[Work to be completed]:
Filter the entries for the word "Category". Copy each line that has it.

[Excerpted data]:
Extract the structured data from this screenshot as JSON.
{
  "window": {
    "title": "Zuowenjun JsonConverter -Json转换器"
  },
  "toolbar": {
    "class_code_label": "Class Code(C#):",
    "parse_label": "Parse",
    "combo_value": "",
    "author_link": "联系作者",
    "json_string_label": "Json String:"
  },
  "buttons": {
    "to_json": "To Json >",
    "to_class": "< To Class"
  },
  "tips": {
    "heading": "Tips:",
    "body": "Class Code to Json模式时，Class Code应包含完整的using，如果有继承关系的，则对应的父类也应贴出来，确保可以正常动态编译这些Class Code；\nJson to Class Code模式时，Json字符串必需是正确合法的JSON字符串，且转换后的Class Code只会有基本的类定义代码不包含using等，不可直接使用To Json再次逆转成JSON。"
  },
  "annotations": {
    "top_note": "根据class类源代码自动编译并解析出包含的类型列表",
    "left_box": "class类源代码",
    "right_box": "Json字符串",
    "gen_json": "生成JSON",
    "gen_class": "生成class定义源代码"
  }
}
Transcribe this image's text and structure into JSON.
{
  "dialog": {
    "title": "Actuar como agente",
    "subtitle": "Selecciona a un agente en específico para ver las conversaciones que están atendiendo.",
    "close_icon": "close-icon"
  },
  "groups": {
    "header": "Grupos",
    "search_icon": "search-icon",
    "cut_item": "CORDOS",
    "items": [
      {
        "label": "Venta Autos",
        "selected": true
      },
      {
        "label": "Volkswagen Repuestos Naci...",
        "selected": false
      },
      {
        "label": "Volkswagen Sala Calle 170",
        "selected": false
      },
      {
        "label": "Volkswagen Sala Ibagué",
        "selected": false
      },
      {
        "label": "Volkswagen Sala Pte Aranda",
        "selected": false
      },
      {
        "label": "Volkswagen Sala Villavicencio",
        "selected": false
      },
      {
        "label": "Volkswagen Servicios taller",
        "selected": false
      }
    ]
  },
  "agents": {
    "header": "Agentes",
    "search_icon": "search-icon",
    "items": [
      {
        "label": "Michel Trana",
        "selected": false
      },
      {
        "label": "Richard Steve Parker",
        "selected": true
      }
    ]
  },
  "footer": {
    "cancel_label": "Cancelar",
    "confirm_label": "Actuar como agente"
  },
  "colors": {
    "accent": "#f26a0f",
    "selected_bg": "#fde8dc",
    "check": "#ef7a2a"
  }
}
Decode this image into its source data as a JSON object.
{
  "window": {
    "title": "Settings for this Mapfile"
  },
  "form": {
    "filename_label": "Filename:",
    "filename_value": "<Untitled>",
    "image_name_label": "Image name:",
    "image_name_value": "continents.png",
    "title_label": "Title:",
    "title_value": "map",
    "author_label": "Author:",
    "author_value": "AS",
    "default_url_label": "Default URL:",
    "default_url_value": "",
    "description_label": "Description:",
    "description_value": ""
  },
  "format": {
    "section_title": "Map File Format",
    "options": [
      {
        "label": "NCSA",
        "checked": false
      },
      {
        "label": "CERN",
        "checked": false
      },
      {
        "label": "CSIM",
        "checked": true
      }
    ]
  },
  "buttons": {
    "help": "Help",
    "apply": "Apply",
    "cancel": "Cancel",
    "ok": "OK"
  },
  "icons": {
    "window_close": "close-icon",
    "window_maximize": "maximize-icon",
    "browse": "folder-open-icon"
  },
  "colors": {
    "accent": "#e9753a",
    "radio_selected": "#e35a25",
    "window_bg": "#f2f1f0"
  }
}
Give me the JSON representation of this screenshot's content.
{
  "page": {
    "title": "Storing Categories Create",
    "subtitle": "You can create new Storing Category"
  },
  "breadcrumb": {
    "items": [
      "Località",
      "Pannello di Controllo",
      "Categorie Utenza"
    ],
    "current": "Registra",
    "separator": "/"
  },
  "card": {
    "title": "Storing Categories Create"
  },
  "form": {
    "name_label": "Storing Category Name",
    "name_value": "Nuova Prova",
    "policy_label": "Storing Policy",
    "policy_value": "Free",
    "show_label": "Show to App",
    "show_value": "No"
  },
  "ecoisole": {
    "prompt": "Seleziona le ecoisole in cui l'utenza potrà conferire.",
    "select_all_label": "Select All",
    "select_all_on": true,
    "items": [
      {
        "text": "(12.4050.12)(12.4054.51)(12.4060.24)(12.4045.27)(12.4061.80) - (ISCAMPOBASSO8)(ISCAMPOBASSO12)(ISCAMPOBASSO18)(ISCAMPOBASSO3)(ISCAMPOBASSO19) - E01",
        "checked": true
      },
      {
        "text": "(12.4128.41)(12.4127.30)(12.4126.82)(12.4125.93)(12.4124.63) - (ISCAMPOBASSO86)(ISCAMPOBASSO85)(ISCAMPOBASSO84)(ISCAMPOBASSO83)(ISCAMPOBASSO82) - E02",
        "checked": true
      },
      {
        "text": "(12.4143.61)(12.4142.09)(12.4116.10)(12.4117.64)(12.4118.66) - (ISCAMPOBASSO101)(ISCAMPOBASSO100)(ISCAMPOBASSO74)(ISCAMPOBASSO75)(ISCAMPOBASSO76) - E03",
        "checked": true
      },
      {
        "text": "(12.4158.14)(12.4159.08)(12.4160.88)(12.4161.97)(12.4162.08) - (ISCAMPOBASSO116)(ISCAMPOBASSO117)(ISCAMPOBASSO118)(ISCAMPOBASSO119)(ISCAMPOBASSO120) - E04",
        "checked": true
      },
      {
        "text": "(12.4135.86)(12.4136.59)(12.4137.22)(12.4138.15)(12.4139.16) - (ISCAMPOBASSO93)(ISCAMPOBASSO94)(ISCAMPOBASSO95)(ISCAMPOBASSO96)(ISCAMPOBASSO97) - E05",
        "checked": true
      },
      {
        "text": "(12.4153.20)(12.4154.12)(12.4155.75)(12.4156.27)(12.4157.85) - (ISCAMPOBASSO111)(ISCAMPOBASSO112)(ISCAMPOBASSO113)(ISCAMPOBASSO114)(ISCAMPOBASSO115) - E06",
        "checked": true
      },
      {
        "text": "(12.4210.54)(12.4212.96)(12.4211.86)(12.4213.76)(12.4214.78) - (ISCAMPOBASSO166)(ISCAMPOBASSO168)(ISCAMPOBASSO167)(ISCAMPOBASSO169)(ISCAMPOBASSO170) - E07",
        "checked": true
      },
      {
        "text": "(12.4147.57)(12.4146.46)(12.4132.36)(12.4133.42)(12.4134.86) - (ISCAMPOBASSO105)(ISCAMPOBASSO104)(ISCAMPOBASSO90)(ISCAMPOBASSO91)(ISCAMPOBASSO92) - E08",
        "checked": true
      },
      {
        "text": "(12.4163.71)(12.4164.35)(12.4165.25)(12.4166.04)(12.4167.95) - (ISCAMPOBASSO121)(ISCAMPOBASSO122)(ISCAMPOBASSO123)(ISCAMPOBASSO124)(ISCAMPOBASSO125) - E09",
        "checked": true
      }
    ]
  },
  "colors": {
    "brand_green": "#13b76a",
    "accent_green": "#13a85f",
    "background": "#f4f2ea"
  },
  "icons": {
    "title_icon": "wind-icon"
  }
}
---
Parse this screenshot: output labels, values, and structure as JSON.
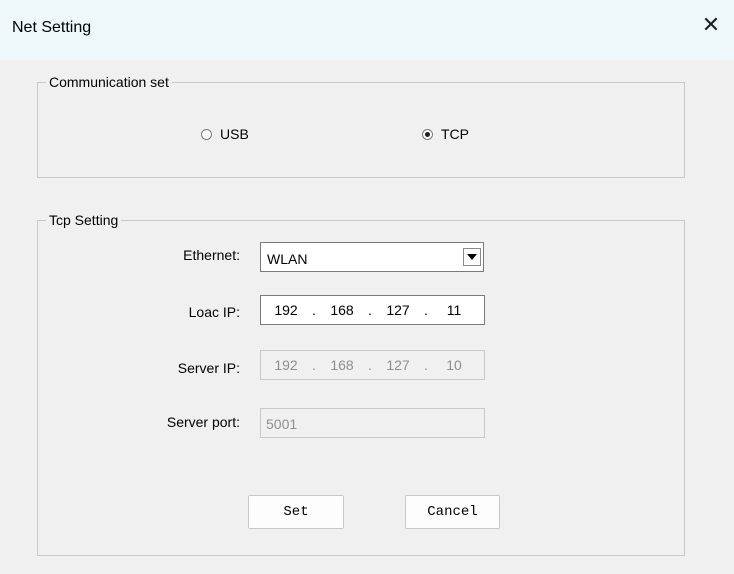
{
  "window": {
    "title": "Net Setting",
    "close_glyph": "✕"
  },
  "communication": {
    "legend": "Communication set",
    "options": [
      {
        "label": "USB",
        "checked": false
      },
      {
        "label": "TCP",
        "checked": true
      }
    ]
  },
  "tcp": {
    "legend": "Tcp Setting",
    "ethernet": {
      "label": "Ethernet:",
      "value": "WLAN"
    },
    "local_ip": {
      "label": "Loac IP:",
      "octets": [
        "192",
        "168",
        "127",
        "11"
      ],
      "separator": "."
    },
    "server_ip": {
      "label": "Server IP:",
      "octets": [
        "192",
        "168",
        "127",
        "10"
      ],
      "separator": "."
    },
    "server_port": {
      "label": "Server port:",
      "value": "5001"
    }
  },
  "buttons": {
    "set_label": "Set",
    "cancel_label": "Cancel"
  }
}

[Solution to the exercise]:
    "subtitle": "You can create new Storing Category"
    "name_label": "Storing Category Name",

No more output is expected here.